WORK TASK ::
Report back every line from the entries below in which the word "entitlements" occurs.

■ ■ ■ ■ ■

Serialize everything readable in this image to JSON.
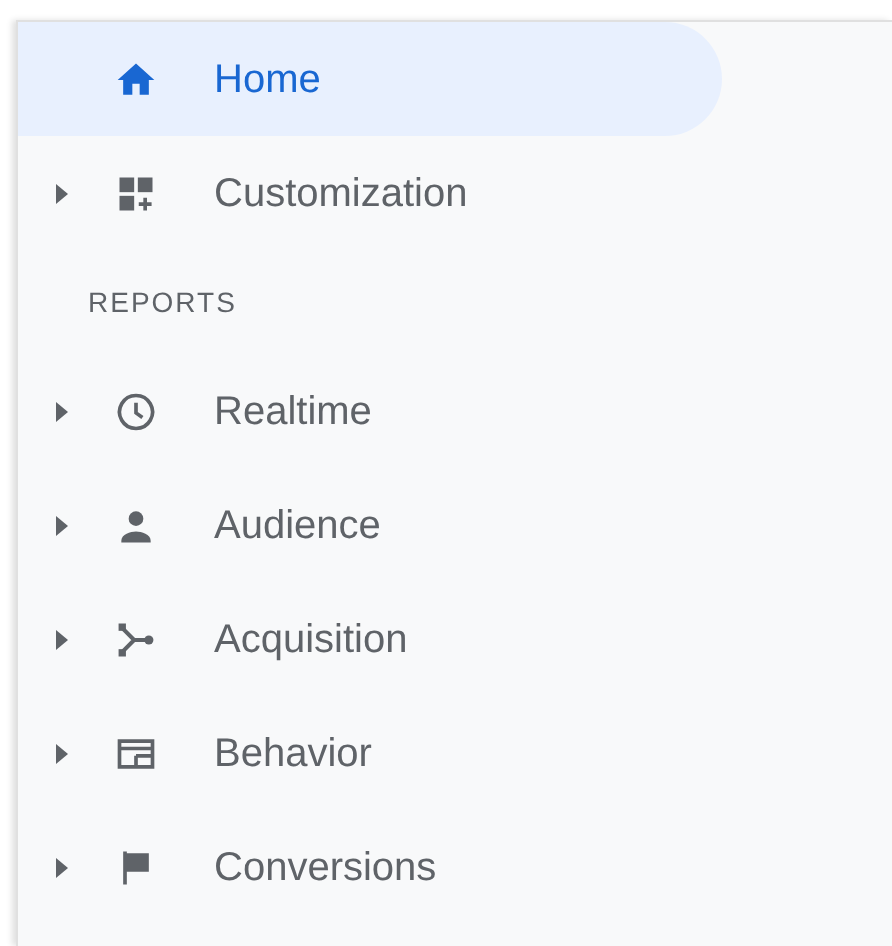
{
  "nav": [
    {
      "label": "Home",
      "expandable": false,
      "selected": true
    },
    {
      "label": "Customization",
      "expandable": true,
      "selected": false
    }
  ],
  "reports": {
    "heading": "REPORTS",
    "items": [
      {
        "label": "Realtime",
        "expandable": true,
        "selected": false
      },
      {
        "label": "Audience",
        "expandable": true,
        "selected": false
      },
      {
        "label": "Acquisition",
        "expandable": true,
        "selected": false
      },
      {
        "label": "Behavior",
        "expandable": true,
        "selected": false
      },
      {
        "label": "Conversions",
        "expandable": true,
        "selected": false
      }
    ]
  }
}
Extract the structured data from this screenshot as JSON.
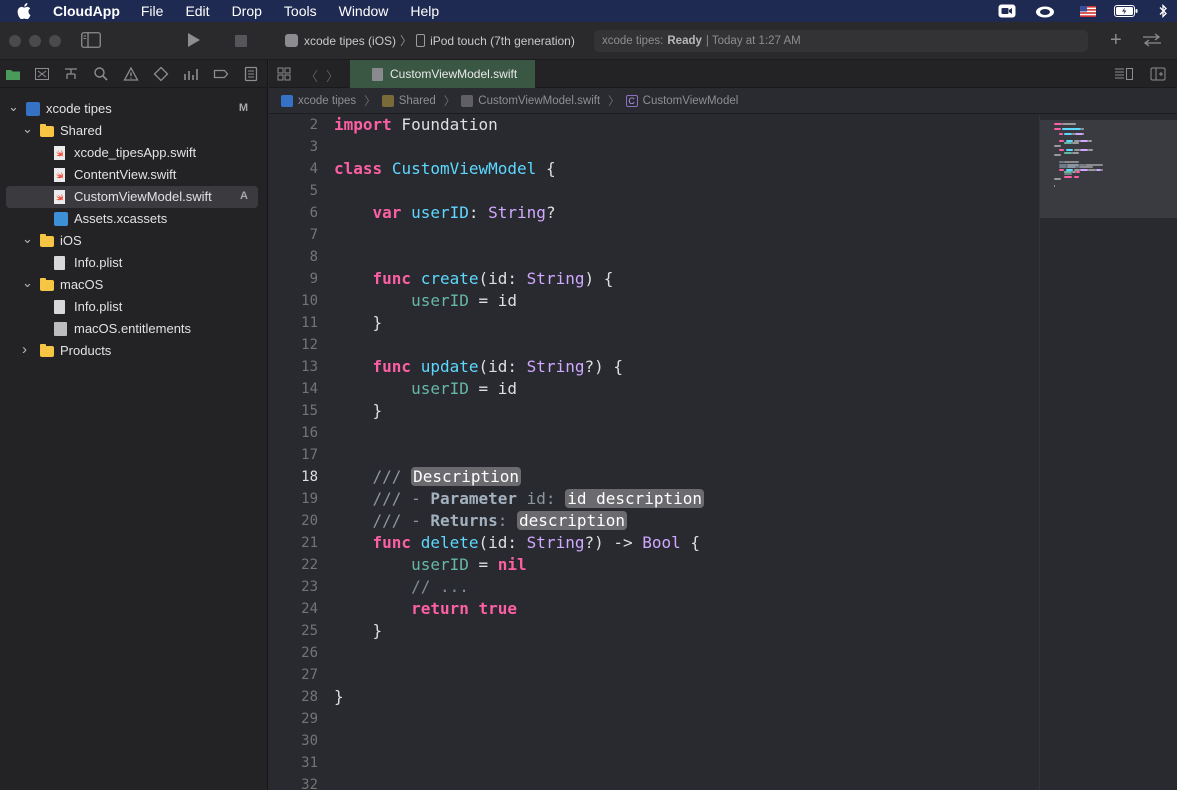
{
  "menubar": {
    "app_name": "CloudApp",
    "menus": [
      "File",
      "Edit",
      "Drop",
      "Tools",
      "Window",
      "Help"
    ]
  },
  "toolbar": {
    "scheme": "xcode tipes (iOS)",
    "destination": "iPod touch (7th generation)",
    "activity_prefix": "xcode tipes:",
    "activity_status": "Ready",
    "activity_time": "| Today at 1:27 AM"
  },
  "navigator": {
    "items": [
      {
        "label": "xcode tipes",
        "badge": "M",
        "indent": 0,
        "kind": "project",
        "chevron": "open"
      },
      {
        "label": "Shared",
        "badge": "",
        "indent": 1,
        "kind": "folder",
        "chevron": "open"
      },
      {
        "label": "xcode_tipesApp.swift",
        "badge": "",
        "indent": 2,
        "kind": "swift",
        "chevron": ""
      },
      {
        "label": "ContentView.swift",
        "badge": "",
        "indent": 2,
        "kind": "swift",
        "chevron": ""
      },
      {
        "label": "CustomViewModel.swift",
        "badge": "A",
        "indent": 2,
        "kind": "swift",
        "chevron": "",
        "selected": true
      },
      {
        "label": "Assets.xcassets",
        "badge": "",
        "indent": 2,
        "kind": "assets",
        "chevron": ""
      },
      {
        "label": "iOS",
        "badge": "",
        "indent": 1,
        "kind": "folder",
        "chevron": "open"
      },
      {
        "label": "Info.plist",
        "badge": "",
        "indent": 2,
        "kind": "plist",
        "chevron": ""
      },
      {
        "label": "macOS",
        "badge": "",
        "indent": 1,
        "kind": "folder",
        "chevron": "open"
      },
      {
        "label": "Info.plist",
        "badge": "",
        "indent": 2,
        "kind": "plist",
        "chevron": ""
      },
      {
        "label": "macOS.entitlements",
        "badge": "",
        "indent": 2,
        "kind": "entitlements",
        "chevron": ""
      },
      {
        "label": "Products",
        "badge": "",
        "indent": 1,
        "kind": "folder",
        "chevron": "closed"
      }
    ]
  },
  "editor": {
    "tab_label": "CustomViewModel.swift",
    "jumpbar": [
      "xcode tipes",
      "Shared",
      "CustomViewModel.swift",
      "CustomViewModel"
    ],
    "current_line": "18",
    "lines": [
      {
        "n": "2",
        "tokens": [
          [
            "kw",
            "import"
          ],
          [
            "pl",
            " Foundation"
          ]
        ]
      },
      {
        "n": "3",
        "tokens": []
      },
      {
        "n": "4",
        "tokens": [
          [
            "kw",
            "class"
          ],
          [
            "pl",
            " "
          ],
          [
            "dc",
            "CustomViewModel"
          ],
          [
            "pl",
            " {"
          ]
        ]
      },
      {
        "n": "5",
        "tokens": []
      },
      {
        "n": "6",
        "tokens": [
          [
            "pl",
            "    "
          ],
          [
            "kw",
            "var"
          ],
          [
            "pl",
            " "
          ],
          [
            "dc",
            "userID"
          ],
          [
            "pl",
            ": "
          ],
          [
            "ty",
            "String"
          ],
          [
            "pl",
            "?"
          ]
        ]
      },
      {
        "n": "7",
        "tokens": []
      },
      {
        "n": "8",
        "tokens": []
      },
      {
        "n": "9",
        "tokens": [
          [
            "pl",
            "    "
          ],
          [
            "kw",
            "func"
          ],
          [
            "pl",
            " "
          ],
          [
            "dc",
            "create"
          ],
          [
            "pl",
            "(id: "
          ],
          [
            "ty",
            "String"
          ],
          [
            "pl",
            ") {"
          ]
        ]
      },
      {
        "n": "10",
        "tokens": [
          [
            "pl",
            "        "
          ],
          [
            "id",
            "userID"
          ],
          [
            "pl",
            " = id"
          ]
        ]
      },
      {
        "n": "11",
        "tokens": [
          [
            "pl",
            "    }"
          ]
        ]
      },
      {
        "n": "12",
        "tokens": []
      },
      {
        "n": "13",
        "tokens": [
          [
            "pl",
            "    "
          ],
          [
            "kw",
            "func"
          ],
          [
            "pl",
            " "
          ],
          [
            "dc",
            "update"
          ],
          [
            "pl",
            "(id: "
          ],
          [
            "ty",
            "String"
          ],
          [
            "pl",
            "?) {"
          ]
        ]
      },
      {
        "n": "14",
        "tokens": [
          [
            "pl",
            "        "
          ],
          [
            "id",
            "userID"
          ],
          [
            "pl",
            " = id"
          ]
        ]
      },
      {
        "n": "15",
        "tokens": [
          [
            "pl",
            "    }"
          ]
        ]
      },
      {
        "n": "16",
        "tokens": []
      },
      {
        "n": "17",
        "tokens": []
      },
      {
        "n": "18",
        "tokens": [
          [
            "pl",
            "    "
          ],
          [
            "dm",
            "/// "
          ],
          [
            "ph",
            "Description"
          ]
        ]
      },
      {
        "n": "19",
        "tokens": [
          [
            "pl",
            "    "
          ],
          [
            "dm",
            "/// - "
          ],
          [
            "dmk",
            "Parameter"
          ],
          [
            "dm",
            " id: "
          ],
          [
            "ph",
            "id description"
          ]
        ]
      },
      {
        "n": "20",
        "tokens": [
          [
            "pl",
            "    "
          ],
          [
            "dm",
            "/// - "
          ],
          [
            "dmk",
            "Returns"
          ],
          [
            "dm",
            ": "
          ],
          [
            "ph",
            "description"
          ]
        ]
      },
      {
        "n": "21",
        "tokens": [
          [
            "pl",
            "    "
          ],
          [
            "kw",
            "func"
          ],
          [
            "pl",
            " "
          ],
          [
            "dc",
            "delete"
          ],
          [
            "pl",
            "(id: "
          ],
          [
            "ty",
            "String"
          ],
          [
            "pl",
            "?) -> "
          ],
          [
            "ty",
            "Bool"
          ],
          [
            "pl",
            " {"
          ]
        ]
      },
      {
        "n": "22",
        "tokens": [
          [
            "pl",
            "        "
          ],
          [
            "id",
            "userID"
          ],
          [
            "pl",
            " = "
          ],
          [
            "kw",
            "nil"
          ]
        ]
      },
      {
        "n": "23",
        "tokens": [
          [
            "pl",
            "        "
          ],
          [
            "cm",
            "// ..."
          ]
        ]
      },
      {
        "n": "24",
        "tokens": [
          [
            "pl",
            "        "
          ],
          [
            "kw",
            "return"
          ],
          [
            "pl",
            " "
          ],
          [
            "kw",
            "true"
          ]
        ]
      },
      {
        "n": "25",
        "tokens": [
          [
            "pl",
            "    }"
          ]
        ]
      },
      {
        "n": "26",
        "tokens": []
      },
      {
        "n": "27",
        "tokens": []
      },
      {
        "n": "28",
        "tokens": [
          [
            "pl",
            "}"
          ]
        ]
      },
      {
        "n": "29",
        "tokens": []
      },
      {
        "n": "30",
        "tokens": []
      },
      {
        "n": "31",
        "tokens": []
      },
      {
        "n": "32",
        "tokens": []
      }
    ]
  },
  "colors": {
    "keyword": "#fc5fa3",
    "type": "#d0a8ff",
    "declaration": "#5dd8ff",
    "identifier": "#67b7a4",
    "comment": "#7f8c98",
    "editor_bg": "#292a30",
    "active_tab": "#3a5743"
  }
}
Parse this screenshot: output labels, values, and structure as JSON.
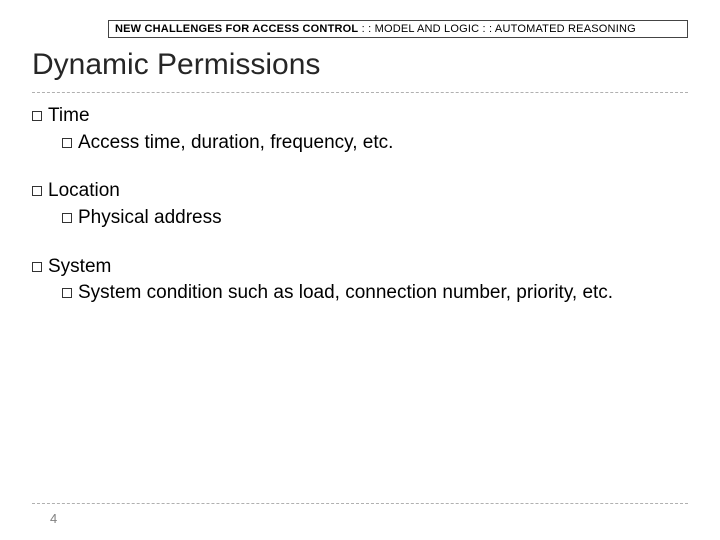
{
  "header": {
    "bold_lead": "NEW CHALLENGES FOR ACCESS CONTROL",
    "rest": " : : MODEL AND LOGIC : : AUTOMATED REASONING"
  },
  "title": "Dynamic Permissions",
  "bullets": {
    "time": {
      "label": "Time",
      "sub": "Access time, duration, frequency, etc."
    },
    "location": {
      "label": "Location",
      "sub": "Physical address"
    },
    "system": {
      "label": "System",
      "sub": "System condition such as load, connection number, priority, etc."
    }
  },
  "page_number": "4"
}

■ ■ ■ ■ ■

OUTPUT ::
        "label": "macOS.entitlements",
        "kind": "entitlements",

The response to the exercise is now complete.